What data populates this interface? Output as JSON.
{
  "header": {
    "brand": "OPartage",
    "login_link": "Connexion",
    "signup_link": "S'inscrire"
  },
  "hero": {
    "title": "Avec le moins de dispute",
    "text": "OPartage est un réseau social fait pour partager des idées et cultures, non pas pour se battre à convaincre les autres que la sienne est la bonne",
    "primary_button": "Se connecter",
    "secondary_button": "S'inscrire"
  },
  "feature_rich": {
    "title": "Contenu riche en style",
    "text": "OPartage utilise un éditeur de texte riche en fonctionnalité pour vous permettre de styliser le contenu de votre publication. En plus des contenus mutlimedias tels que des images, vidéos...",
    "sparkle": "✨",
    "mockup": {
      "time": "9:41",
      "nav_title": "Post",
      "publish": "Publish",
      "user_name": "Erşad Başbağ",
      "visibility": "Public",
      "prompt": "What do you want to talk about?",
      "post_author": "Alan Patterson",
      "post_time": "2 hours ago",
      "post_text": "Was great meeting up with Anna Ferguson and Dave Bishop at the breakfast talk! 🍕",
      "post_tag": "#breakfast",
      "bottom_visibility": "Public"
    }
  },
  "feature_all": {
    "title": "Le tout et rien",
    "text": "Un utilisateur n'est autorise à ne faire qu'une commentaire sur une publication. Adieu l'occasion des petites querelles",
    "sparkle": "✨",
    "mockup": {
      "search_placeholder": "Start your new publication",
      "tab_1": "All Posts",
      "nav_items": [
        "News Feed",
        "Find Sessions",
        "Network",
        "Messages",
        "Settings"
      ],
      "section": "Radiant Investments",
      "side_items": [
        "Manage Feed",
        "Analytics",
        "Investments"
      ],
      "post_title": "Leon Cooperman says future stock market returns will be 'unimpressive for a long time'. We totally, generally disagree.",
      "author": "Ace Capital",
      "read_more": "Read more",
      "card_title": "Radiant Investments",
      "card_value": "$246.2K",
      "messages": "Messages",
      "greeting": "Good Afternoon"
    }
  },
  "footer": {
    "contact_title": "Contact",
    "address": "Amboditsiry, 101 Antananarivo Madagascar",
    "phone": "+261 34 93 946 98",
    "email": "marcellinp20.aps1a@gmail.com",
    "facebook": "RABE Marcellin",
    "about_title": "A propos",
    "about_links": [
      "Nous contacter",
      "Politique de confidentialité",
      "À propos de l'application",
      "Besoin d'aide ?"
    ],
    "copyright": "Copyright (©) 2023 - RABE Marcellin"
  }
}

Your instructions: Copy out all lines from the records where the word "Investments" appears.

Solution to this exercise:
      "section": "Radiant Investments",
        "Investments"
      "card_title": "Radiant Investments",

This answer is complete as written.